The port could sell dry dredge material for some 35 cents a pound for use in construction projects, as is common now. But another option would make amends for the 2011 fiasco.
Beginning in the late 1960s, Port Manatee poured dredge out in the water near the edge of the harbor -- building an island.
In a partnership with the Audubon Society of Florida forged in 2003, the two planted vegetation and built a bird sanctuary. The 60-acre Manbirtee Key is very aptly named.
So build more habitat.
Port Deputy Executive Director Dave Sanford indicated that possibility in an interview with Herald business reporter Matt M. Johnson. Sanford has been in discussions with Mote Marine Laboratory over the idea, telling the Herald:
"The motivation would be to create additional habitat."
That would be our strong recommendation. The Port Authority will be considering the options, with plans to adopt one of the options by this coming summer. The temptation to dump the new dredge material onto a dry-land facility and sell it off after drying is great, for sure. Port revenue would benefit.

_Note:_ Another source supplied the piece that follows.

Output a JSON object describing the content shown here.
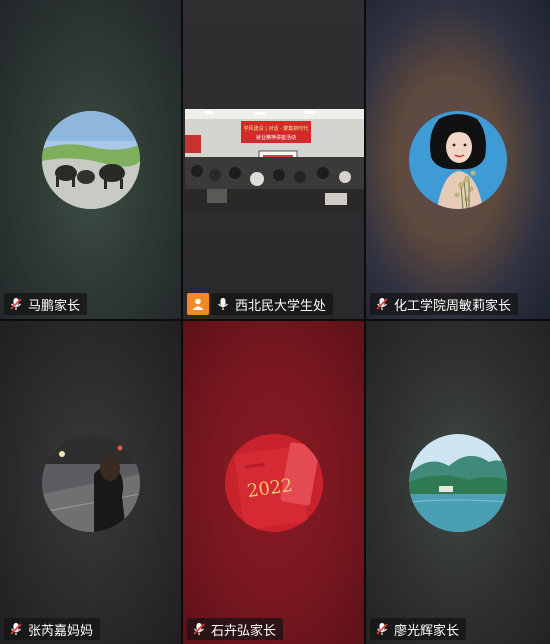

How does that weigh against new habitat? As Manatee County continues to grow and build on farmland and other places vital to native wildlife, we think the answer should be to create a new home for mother nature.